Standards for the Poor Man

Has Standard and Poor’s learned a lesson and found back to the roots of its trade?

May 30, 2002

Has Standard and Poor's learned a lesson and found back to the roots of its trade?

In 1860, Henry Varnum Poor published “The History of Railroads and Canals of the United States.” The resulting interest led him to build a company that supplied information about U.S. businesses.

In 1941, Poor’s company merged with the Standard Statistics Bureau, a company started in 1906 and which assigned debt ratings to corporate bonds. The two companies, after all, had similar lines of business. And the names were appropriate.

What exactly does Standard and Poor’s do? It takes the role of judge and jury when a corporation issues bonds.

By taking apart the issuing company’s balance sheet, and researching its underlying business prospects, Standard and Poor’s determines the relative safety of investing in the company’s bonds — how likely, one might say, the company is to repay a bondholder’s money.

Then, the rating company assigns a letter grade which allows investors to compare the relative safety of bonds issued by very different companies. The best companies get ‘AAA’ ratings (and pay relatively low interest rates).

If the rating company decides that the company’s propects are risker, it might issue the dreaded ‘B’ or ‘CCC’ ratings. Such risky bonds are called “junk” on Wall Street. And companies that issue them are required to pay higher interest rates. (See rating definitions)

This standardization is a key element in the creation of broad financial markets. It gives everybody — sellers, investors and reporters — a common and easy to understand way to compare the potential risk and return of different bonds. Hence, the Standard part of the name is very appropriate.

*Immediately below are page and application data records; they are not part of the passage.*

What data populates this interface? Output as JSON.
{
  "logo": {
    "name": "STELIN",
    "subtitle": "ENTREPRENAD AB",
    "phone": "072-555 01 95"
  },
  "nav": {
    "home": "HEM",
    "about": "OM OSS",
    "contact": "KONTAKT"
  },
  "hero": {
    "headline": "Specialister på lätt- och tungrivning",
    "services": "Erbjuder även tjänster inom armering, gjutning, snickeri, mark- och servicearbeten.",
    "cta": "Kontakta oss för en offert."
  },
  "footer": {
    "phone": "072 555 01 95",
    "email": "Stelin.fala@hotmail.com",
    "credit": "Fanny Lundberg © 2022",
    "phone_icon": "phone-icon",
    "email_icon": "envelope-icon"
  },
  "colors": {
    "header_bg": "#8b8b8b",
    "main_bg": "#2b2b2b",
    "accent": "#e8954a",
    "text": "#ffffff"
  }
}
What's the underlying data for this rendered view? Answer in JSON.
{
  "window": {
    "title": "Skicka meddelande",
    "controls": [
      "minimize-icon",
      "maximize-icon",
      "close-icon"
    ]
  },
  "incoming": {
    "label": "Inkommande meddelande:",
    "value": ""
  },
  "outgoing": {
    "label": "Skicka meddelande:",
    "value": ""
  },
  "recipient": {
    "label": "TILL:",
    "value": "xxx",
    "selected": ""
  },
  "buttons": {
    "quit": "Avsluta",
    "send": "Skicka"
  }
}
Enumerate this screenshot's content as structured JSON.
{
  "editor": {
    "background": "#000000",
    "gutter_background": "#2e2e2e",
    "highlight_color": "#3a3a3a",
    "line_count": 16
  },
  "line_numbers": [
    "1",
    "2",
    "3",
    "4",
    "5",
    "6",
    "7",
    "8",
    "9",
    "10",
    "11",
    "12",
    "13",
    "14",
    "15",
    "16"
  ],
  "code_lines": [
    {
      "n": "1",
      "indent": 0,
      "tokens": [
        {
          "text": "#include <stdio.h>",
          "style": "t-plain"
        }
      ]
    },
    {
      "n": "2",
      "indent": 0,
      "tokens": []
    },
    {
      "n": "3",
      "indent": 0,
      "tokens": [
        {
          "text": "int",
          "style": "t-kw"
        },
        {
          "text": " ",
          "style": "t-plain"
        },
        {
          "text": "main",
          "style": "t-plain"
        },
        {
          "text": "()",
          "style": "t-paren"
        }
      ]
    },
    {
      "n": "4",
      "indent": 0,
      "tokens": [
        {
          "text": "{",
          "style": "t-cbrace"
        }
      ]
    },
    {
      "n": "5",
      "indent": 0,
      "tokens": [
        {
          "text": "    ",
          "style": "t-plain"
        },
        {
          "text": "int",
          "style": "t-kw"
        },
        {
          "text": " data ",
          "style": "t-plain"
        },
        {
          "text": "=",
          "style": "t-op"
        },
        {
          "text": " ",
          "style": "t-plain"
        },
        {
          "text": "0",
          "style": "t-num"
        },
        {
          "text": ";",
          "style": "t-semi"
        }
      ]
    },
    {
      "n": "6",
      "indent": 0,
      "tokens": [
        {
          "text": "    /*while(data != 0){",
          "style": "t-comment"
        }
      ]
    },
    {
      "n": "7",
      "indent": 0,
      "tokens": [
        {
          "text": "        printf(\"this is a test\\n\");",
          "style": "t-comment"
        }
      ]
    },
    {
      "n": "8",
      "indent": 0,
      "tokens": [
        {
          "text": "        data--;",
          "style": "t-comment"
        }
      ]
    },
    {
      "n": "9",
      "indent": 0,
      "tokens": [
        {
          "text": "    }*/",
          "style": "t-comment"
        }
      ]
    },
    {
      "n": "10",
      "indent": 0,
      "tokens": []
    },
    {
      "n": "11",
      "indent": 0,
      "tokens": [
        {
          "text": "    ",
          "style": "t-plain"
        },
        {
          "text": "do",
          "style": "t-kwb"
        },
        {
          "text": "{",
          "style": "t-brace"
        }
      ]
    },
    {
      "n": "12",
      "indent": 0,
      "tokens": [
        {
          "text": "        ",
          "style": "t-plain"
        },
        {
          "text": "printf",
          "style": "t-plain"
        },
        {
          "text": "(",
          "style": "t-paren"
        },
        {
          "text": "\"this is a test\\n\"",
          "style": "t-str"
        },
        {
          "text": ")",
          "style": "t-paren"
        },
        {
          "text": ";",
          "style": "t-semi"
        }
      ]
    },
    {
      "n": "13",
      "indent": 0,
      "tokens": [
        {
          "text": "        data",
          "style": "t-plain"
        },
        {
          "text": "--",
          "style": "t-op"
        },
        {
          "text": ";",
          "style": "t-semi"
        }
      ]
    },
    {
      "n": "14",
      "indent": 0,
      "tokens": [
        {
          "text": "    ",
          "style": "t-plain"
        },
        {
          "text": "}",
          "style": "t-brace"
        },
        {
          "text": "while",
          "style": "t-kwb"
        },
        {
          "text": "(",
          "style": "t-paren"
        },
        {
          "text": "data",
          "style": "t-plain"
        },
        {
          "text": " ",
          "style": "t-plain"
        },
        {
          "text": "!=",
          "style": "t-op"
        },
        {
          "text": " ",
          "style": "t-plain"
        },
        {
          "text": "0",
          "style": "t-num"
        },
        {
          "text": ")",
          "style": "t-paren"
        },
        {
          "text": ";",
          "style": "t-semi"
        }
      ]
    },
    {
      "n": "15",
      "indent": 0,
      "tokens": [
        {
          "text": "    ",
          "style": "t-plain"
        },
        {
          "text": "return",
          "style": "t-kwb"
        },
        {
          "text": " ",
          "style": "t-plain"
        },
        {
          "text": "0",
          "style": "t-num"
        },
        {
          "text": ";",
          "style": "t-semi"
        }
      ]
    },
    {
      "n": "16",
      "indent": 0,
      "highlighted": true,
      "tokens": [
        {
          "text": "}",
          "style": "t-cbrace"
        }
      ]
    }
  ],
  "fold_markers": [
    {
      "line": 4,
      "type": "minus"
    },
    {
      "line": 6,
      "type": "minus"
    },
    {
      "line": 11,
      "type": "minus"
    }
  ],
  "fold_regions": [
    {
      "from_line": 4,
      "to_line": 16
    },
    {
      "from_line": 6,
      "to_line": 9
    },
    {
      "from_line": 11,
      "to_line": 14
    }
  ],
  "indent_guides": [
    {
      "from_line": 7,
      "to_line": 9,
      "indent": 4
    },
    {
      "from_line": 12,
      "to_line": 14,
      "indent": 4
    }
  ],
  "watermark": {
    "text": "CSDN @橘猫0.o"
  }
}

And Mr. Poor? Well, his name indicates who benefits from such standardization. It is the investor who cannot afford the time and cost of the research necessary to closely examine a large number of companies.

Today, Standard and Poor’s efforts go far beyond just giving marks to bond issuers. Perhaps its best known method of distilling complex market information is the famous Standard and Poor’s 500 stock index.

That index now forms the basis for many of the stock index funds that are a key tool for the retail investor. That helps just about everybody with a retirement account — which, in the United States, means a very large number of households.

But Standard and Poor’s eventually became part of the financial establishment. That was a shame, because the market needs independent analysis.

Investors need to break free of the group-think that all too often takes over Wall Street. Standard and Poor’s was in the perfect position to do so. But it did not.

The resulting outcome was a real failure for the company. It missed out on its true calling during the international financial crises of the 1990s.

It would have been nice if somebody had blown the whistle early — on Mexico in 1994, on Thailand in 1997 and on Russia in 1998. Standard and Poor’s — along with Moody’s, the other major rating agency — however, were silent.

It seems that the company’s analysts got too chummy with the bond salesmen on Wall Street. Investors started to wonder: Just what is the value of a company whose ratings decline after the news comes out that a debtor is in trouble?

More recently, the same thing happened again. Companies like Enron and Global Crossing received quite good ratings — until it was too late. By the time Standard and Poor’s got around to lowering their ratings, everybody already knew about their problems.

That was embarrassing. After all, a rating company’s value lies entirely in its reputation. So not going against the crowd to find the truth was potentially costly for the company.

Fortunately, somebody at Standard and Poor’s seems to have taken notice of the issue. How do we know?

The issue at hand is stock options, which give lucky employees — usually CEO's — the ability to purchase shares of stock at a fixed (low) price some time in the future. Under current rules, grants of such options are not counted as a "cost" on the balance sheet of the granting company, even though it will eventually have to buy or create stock to fill the options — at a cost to the company's other shareholders.

So far an acrimonious debate on this issue has yielded no changes. U.S. corporate balance sheets continue to avoid listing options grants as a cost.

That makes earnings look better than they would. It also leaves investors the possibility of being unpleasantly surprised when employees cash in those grants in a few years.

Rather than enter the debate, Standard and Poor's simply decided — as part of its regular analysis — to subtract the cost of these options grants itself, and provide its subscribers with a newly defined "core" earnings amount that takes options grants into account.

This is a courageous decision that validates the company’s name. It puts Standard and Poor’s on the side of investors and especially of the little guy — and in opposition to the wealthy interests of Wall Street and the corporate CEOs that are fighting tooth and nail to prevent recording options as a cost to the issuing companies.

It’s nice to see an American institution return to its roots — and to the true meaning of its name.